Your instructions
Filter the listing so that only lines with the word "content" remain.

Data
§
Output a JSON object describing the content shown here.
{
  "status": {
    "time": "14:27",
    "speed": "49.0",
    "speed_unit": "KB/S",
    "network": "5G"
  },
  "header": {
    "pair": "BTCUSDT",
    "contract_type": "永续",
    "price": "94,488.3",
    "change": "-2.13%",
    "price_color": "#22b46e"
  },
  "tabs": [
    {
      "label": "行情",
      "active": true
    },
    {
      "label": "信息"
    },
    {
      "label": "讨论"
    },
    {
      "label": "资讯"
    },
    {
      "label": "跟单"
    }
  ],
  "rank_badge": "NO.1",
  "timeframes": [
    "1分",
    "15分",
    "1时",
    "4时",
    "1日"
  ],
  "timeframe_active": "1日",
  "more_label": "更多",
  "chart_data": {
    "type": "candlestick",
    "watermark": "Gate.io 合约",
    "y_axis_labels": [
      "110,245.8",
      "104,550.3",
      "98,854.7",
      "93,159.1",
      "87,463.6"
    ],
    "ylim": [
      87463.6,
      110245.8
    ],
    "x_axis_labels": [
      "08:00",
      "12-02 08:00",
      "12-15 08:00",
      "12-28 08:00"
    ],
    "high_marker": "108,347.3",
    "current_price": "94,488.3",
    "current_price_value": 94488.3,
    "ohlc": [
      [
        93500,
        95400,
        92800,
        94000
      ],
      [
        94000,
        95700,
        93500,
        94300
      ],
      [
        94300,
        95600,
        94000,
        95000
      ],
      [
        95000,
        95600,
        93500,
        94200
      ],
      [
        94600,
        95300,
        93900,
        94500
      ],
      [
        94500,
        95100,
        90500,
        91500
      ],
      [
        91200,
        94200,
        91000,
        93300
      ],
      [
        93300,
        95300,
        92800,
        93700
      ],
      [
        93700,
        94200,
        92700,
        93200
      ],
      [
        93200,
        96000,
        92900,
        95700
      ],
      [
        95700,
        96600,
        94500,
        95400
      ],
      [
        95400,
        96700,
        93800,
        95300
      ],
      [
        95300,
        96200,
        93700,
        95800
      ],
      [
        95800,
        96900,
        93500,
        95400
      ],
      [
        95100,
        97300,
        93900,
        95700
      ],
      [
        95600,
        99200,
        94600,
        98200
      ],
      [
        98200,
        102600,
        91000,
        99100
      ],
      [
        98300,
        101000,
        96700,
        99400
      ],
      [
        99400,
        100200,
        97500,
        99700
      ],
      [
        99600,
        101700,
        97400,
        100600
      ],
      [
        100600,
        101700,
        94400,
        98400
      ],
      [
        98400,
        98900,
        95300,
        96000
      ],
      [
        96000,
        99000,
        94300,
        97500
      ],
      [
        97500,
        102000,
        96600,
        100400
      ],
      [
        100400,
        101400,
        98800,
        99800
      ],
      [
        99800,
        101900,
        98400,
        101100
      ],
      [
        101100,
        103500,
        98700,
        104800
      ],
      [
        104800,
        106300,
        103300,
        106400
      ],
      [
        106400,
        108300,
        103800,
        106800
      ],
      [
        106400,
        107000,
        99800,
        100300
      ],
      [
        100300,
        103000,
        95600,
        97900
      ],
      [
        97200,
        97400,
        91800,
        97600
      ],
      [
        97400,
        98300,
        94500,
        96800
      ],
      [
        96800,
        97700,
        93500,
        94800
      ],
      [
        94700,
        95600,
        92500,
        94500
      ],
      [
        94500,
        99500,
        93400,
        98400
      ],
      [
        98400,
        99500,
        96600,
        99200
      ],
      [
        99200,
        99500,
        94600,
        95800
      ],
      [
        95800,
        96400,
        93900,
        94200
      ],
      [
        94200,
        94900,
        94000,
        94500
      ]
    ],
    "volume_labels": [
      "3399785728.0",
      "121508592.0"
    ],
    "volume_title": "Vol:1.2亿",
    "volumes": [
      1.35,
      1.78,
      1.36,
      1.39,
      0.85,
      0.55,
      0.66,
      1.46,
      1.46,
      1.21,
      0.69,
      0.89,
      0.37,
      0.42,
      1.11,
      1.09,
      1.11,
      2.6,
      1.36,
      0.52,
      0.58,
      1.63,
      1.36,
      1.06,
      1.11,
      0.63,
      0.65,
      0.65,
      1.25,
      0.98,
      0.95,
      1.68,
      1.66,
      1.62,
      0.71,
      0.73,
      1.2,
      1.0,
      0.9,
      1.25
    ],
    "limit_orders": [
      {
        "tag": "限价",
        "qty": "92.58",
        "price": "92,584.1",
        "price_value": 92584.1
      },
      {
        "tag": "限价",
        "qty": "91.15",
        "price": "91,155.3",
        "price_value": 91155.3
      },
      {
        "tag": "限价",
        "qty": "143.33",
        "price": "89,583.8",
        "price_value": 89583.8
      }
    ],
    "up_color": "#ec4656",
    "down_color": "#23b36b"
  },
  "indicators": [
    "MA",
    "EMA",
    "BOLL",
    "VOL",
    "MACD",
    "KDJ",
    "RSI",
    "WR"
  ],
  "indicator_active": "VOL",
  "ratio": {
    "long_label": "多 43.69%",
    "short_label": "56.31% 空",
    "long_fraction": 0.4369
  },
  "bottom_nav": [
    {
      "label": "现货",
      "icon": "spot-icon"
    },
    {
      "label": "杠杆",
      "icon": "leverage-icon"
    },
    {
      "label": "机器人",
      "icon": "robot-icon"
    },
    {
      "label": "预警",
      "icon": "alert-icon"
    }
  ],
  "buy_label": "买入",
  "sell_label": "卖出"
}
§
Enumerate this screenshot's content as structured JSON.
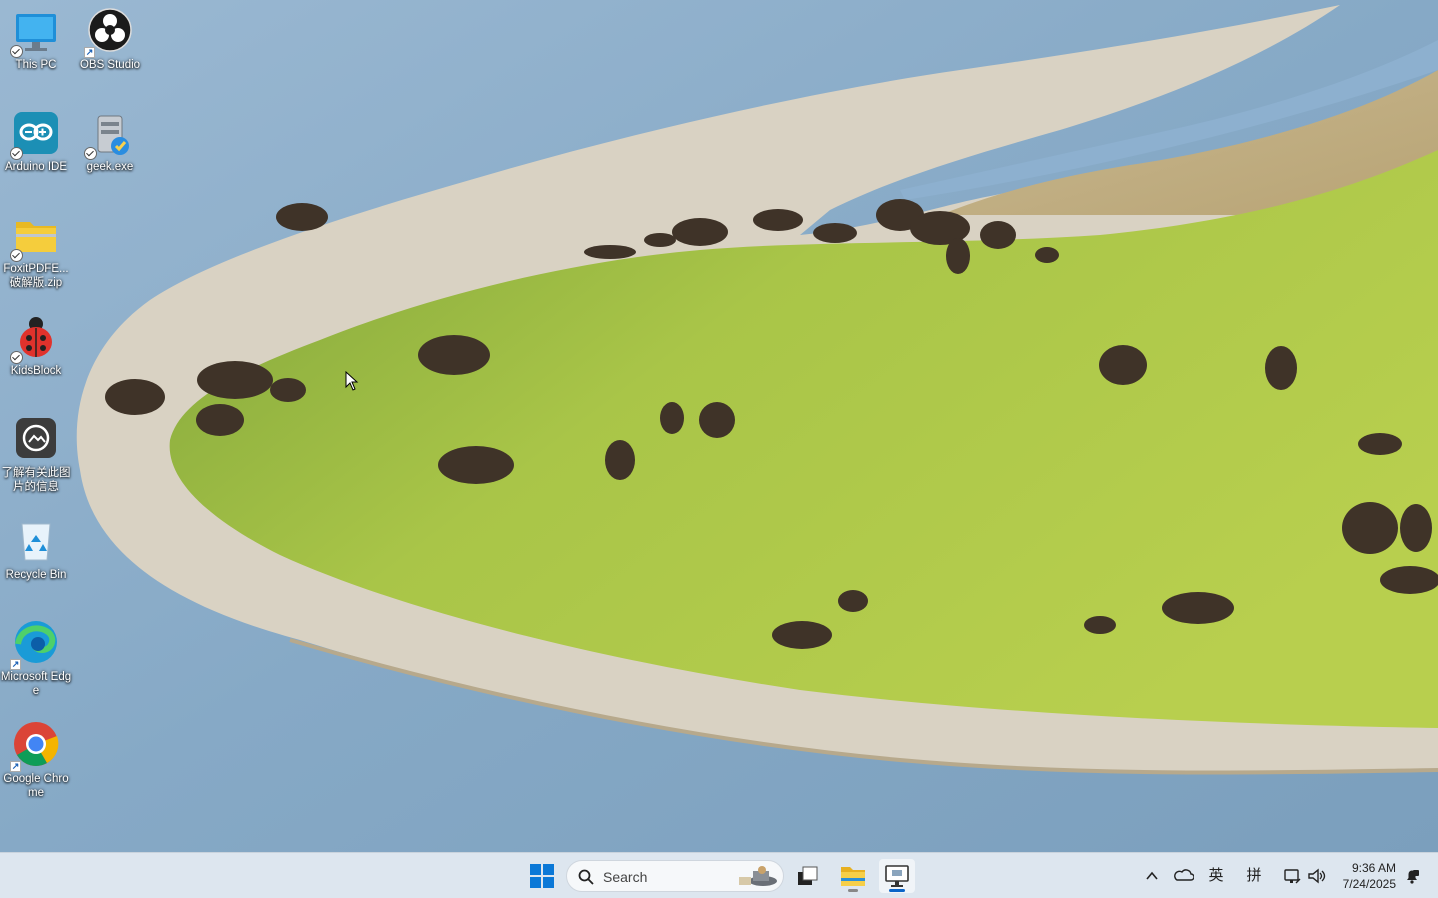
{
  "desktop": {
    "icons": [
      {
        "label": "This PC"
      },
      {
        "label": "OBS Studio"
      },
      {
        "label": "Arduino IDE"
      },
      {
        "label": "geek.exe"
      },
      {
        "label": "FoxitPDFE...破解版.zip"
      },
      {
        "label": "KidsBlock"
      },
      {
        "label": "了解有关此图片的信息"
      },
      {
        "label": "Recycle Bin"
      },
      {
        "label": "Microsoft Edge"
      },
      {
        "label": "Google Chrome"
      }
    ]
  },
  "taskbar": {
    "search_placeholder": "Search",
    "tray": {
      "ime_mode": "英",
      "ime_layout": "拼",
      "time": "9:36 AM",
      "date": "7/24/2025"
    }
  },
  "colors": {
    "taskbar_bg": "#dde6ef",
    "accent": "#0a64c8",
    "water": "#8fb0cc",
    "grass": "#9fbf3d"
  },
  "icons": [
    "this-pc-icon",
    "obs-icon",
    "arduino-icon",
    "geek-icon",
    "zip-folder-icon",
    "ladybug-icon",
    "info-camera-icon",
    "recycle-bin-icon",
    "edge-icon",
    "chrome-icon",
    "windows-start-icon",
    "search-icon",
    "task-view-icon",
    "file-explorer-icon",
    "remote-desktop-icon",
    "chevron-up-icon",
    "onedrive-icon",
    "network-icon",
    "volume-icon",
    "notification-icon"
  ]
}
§
Completed exercise
Output a JSON object describing the content shown here.
Enumerate this screenshot's content as structured JSON.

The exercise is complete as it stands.